* **PROBLEM STATEMENT**:
Lines holding the word "explorer" are the ones to copy from the data below.

--- GIVEN DATA ---

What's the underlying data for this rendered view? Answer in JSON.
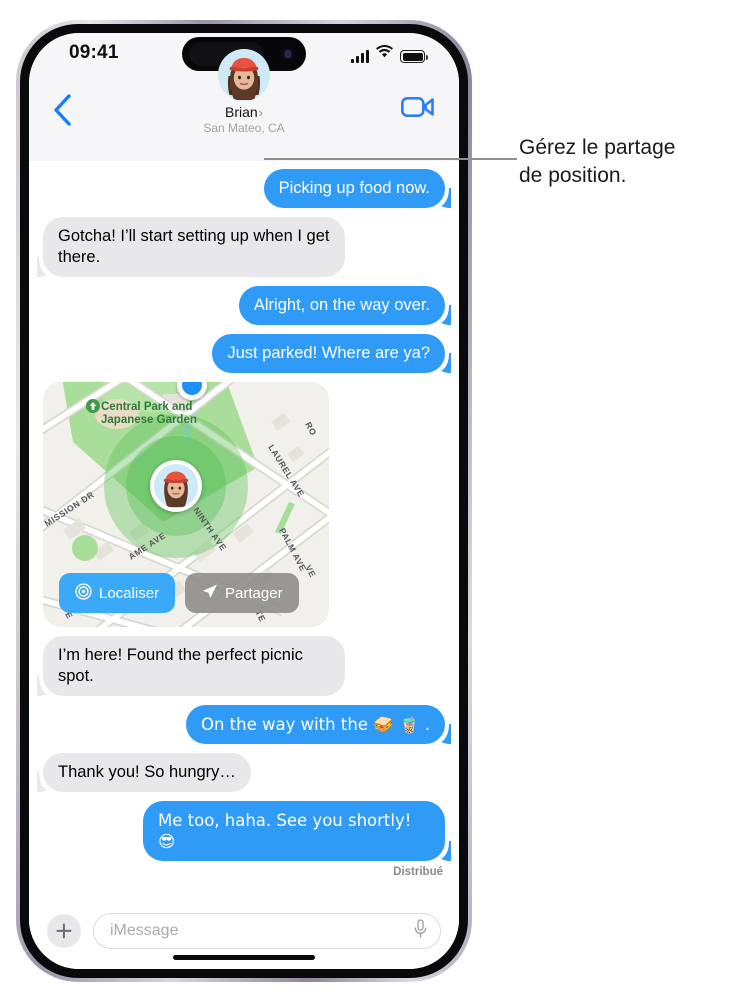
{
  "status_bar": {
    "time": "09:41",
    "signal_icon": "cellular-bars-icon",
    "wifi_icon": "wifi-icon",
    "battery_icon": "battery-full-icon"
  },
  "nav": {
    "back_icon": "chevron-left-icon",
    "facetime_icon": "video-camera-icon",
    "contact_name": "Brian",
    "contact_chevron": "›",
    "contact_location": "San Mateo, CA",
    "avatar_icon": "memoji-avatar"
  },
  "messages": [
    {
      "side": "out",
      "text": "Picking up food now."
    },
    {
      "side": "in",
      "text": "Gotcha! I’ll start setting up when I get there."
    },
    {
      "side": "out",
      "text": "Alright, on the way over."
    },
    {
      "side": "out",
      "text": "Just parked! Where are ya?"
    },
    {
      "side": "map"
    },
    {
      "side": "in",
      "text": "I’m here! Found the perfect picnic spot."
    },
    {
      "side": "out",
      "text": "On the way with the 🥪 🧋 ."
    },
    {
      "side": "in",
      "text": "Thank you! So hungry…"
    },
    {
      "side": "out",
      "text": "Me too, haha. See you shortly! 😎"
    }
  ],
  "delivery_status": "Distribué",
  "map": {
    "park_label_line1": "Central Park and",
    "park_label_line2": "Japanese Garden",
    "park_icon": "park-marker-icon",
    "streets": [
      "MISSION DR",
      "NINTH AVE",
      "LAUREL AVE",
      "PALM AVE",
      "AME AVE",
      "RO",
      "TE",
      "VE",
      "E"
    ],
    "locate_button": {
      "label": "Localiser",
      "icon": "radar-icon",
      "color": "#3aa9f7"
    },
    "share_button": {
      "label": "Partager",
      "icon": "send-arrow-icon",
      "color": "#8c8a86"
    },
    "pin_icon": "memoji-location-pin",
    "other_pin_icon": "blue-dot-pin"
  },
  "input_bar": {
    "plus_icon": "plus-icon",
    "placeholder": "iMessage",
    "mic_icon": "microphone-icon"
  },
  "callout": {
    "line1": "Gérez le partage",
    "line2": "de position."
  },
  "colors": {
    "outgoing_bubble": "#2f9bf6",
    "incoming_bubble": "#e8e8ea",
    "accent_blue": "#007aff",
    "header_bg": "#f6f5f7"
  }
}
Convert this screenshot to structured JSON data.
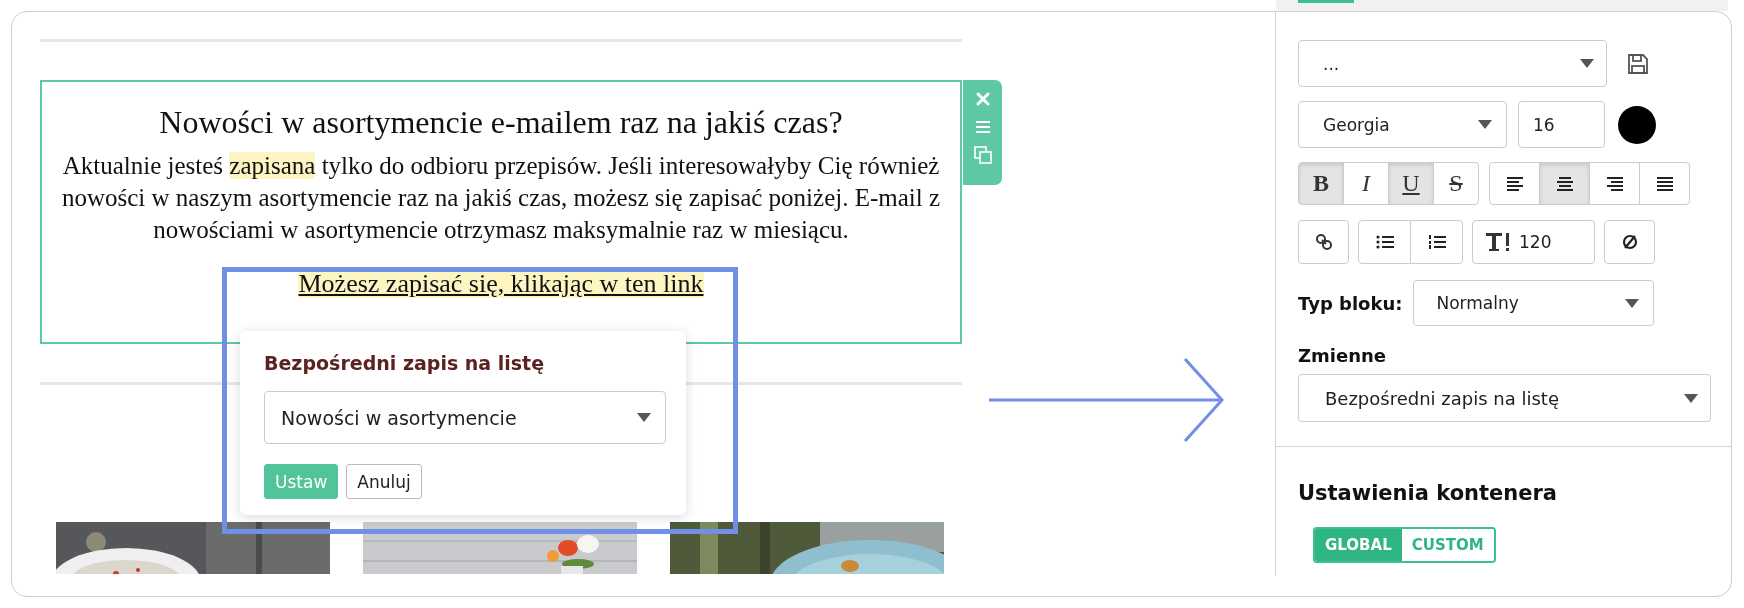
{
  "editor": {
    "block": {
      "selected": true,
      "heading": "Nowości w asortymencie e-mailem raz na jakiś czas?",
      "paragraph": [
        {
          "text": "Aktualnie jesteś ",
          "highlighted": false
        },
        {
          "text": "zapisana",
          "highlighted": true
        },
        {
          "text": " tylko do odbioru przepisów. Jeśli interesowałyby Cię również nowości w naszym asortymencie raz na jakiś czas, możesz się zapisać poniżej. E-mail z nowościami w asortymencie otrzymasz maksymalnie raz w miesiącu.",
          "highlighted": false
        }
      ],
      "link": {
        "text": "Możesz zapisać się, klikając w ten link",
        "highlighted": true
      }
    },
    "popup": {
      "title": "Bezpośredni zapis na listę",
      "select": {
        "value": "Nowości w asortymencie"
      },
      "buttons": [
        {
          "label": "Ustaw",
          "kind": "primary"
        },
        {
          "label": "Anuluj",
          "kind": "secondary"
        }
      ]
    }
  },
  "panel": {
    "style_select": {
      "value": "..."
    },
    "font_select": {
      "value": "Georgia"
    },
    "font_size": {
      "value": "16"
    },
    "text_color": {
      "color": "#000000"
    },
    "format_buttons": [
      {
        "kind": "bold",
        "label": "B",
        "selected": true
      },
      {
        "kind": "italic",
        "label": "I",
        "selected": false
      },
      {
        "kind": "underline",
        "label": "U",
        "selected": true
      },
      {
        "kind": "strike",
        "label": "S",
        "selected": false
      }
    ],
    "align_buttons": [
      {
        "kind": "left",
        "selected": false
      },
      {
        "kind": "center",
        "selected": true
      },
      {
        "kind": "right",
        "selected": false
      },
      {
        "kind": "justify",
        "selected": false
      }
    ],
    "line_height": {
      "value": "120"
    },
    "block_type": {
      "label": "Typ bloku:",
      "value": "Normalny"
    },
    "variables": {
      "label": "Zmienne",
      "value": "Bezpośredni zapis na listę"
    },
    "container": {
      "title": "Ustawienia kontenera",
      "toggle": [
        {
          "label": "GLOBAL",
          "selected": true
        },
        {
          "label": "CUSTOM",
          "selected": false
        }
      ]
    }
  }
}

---
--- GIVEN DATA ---

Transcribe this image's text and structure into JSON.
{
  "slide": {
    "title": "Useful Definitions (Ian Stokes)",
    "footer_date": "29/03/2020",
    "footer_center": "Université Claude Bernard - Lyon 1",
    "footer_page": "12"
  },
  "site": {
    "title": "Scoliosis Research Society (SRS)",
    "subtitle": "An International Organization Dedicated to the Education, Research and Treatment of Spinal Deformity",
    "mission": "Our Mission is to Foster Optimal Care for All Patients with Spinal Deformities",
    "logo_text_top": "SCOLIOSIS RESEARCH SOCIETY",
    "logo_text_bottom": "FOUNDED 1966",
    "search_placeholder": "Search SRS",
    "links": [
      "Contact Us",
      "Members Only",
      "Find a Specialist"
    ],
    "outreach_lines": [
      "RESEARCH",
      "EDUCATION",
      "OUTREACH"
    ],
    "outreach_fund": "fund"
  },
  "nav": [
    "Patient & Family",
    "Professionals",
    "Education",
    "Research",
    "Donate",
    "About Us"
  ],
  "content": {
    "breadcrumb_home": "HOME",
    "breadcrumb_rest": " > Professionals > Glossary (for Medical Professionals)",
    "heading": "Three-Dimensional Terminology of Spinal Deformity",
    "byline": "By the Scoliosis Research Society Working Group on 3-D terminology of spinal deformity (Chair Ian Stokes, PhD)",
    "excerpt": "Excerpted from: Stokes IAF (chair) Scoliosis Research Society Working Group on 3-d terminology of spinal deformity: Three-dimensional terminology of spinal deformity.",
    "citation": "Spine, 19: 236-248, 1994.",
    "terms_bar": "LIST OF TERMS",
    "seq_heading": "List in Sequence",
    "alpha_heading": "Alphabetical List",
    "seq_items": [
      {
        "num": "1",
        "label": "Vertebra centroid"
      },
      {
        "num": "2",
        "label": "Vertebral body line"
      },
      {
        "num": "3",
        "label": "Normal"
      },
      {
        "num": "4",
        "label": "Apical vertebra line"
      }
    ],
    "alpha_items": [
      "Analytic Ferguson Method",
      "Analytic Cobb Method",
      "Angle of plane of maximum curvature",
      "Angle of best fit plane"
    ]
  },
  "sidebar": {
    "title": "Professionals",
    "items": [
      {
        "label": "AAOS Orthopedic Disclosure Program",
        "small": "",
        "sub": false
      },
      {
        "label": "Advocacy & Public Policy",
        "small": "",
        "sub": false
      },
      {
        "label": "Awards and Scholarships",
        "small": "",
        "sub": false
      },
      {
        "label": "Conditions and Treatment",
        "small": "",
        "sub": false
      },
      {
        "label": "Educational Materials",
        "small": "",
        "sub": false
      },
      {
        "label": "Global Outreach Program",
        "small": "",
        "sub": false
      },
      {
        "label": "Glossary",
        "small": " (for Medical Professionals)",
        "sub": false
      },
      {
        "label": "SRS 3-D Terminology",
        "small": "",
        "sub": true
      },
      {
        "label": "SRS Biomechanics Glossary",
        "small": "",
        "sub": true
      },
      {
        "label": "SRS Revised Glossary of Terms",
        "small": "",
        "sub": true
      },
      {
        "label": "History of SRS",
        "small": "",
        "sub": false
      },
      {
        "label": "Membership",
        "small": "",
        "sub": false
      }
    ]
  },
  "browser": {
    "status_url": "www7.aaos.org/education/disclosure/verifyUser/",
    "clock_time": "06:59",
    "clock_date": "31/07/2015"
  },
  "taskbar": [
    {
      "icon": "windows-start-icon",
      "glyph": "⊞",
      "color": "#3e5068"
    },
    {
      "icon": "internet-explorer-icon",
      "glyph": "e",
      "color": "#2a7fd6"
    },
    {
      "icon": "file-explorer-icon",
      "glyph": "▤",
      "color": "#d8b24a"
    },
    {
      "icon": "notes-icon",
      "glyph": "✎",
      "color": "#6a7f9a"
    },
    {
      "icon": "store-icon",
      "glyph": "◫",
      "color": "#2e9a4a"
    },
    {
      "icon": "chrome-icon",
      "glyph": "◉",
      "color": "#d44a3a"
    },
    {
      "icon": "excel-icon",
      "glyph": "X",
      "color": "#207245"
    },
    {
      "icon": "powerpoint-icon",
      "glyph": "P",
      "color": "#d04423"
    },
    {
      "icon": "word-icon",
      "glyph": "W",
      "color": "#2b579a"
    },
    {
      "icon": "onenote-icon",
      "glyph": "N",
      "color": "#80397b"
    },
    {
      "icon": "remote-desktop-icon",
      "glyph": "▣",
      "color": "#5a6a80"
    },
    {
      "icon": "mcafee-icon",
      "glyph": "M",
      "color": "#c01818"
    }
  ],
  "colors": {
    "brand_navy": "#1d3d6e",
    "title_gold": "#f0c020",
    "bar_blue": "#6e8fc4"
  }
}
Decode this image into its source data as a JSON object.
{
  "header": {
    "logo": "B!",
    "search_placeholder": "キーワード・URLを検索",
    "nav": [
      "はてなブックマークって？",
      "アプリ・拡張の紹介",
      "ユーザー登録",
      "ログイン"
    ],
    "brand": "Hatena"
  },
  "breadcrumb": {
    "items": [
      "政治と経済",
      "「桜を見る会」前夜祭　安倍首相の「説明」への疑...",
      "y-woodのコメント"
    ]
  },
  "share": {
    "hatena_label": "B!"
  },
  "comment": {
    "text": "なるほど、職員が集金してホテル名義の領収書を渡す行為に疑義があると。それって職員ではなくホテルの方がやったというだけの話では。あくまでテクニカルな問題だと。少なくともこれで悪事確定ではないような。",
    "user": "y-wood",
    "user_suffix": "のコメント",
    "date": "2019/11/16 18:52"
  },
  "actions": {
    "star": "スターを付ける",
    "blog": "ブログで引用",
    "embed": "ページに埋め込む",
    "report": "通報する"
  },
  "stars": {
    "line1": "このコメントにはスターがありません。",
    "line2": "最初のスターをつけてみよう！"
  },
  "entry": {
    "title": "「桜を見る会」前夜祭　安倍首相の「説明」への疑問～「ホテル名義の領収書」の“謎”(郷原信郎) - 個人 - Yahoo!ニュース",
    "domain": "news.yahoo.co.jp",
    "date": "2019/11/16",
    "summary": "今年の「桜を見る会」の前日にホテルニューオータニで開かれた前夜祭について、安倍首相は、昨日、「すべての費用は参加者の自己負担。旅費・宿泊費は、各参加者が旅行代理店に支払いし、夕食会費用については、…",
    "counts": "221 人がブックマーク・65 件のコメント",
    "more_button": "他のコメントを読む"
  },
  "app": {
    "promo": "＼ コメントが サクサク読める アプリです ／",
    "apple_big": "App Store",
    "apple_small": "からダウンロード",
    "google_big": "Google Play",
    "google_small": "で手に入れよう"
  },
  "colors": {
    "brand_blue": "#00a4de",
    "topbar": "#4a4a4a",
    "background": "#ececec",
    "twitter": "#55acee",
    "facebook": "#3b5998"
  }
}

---
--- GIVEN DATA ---

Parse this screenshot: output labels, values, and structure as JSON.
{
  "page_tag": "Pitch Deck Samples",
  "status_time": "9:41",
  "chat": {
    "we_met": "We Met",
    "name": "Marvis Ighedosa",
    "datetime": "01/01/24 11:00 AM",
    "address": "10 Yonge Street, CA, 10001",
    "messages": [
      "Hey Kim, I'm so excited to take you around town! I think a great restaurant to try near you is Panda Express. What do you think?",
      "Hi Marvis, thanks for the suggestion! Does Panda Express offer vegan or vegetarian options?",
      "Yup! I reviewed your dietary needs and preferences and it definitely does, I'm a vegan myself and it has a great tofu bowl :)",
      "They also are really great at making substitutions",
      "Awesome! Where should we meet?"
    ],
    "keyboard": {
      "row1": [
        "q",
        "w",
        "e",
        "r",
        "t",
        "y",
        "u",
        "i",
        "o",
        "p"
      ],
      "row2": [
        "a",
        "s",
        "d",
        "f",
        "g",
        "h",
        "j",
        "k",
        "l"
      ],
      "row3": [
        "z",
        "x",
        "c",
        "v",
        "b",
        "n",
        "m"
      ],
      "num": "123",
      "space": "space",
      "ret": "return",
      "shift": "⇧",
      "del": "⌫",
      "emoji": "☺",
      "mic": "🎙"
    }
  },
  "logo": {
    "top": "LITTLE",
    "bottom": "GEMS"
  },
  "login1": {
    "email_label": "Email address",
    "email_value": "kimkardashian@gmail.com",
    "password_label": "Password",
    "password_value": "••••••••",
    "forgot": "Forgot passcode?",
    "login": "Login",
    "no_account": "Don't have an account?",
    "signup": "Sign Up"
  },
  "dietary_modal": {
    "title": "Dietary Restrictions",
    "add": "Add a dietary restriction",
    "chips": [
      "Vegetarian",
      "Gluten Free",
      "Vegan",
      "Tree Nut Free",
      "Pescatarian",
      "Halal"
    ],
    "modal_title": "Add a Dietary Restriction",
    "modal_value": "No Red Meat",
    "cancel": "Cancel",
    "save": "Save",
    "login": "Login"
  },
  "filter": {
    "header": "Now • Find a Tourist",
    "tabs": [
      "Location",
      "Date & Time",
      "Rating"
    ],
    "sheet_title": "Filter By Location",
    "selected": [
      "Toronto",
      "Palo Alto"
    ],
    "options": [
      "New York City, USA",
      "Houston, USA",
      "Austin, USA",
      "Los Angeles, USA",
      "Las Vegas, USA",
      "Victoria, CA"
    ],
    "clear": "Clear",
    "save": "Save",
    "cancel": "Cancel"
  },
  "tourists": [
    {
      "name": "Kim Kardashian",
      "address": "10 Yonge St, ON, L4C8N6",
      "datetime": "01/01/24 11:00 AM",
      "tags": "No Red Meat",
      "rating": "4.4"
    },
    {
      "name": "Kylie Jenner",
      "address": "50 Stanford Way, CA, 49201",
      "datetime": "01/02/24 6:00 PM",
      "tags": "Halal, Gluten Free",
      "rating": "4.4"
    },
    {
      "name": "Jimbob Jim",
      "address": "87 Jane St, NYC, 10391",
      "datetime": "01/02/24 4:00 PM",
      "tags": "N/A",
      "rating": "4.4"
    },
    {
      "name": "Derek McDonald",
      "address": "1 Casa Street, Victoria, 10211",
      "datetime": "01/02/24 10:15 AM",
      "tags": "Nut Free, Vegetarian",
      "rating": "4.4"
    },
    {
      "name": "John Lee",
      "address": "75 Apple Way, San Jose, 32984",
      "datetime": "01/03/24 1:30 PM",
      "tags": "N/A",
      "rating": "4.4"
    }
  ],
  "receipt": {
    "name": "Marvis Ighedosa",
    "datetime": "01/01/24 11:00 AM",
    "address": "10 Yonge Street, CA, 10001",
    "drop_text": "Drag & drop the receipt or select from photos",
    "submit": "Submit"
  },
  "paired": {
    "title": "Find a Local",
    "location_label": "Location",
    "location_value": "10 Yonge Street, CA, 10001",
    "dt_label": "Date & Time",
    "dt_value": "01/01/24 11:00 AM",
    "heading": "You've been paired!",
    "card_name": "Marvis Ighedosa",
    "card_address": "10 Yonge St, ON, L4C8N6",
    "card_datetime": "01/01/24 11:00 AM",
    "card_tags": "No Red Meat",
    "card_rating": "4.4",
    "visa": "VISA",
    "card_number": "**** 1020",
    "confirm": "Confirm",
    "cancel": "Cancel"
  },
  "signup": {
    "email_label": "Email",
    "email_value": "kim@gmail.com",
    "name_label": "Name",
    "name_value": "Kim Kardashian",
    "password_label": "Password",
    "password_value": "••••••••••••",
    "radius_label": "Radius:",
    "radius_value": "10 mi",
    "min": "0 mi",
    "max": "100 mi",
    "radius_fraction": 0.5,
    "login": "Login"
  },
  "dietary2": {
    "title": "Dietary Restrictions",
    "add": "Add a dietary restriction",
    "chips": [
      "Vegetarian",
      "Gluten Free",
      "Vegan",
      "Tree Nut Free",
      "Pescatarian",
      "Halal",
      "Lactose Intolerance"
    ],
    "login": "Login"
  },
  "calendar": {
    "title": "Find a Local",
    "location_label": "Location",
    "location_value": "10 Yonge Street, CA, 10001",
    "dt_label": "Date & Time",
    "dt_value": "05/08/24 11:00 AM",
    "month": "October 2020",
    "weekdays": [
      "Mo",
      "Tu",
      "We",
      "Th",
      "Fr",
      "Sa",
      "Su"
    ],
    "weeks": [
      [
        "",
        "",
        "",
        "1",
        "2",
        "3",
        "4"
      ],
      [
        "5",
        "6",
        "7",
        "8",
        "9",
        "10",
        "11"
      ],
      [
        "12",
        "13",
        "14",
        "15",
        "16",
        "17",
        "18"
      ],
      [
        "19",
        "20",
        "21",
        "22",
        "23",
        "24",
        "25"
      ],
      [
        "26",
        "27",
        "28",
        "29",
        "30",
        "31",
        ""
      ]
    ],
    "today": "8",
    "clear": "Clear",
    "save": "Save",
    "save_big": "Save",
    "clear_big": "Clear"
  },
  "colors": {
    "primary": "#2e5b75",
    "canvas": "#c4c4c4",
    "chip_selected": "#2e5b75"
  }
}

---

* **OUTPUT FOR THIS EXERCISE**:
      "icon": "internet-explorer-icon",
      "icon": "file-explorer-icon",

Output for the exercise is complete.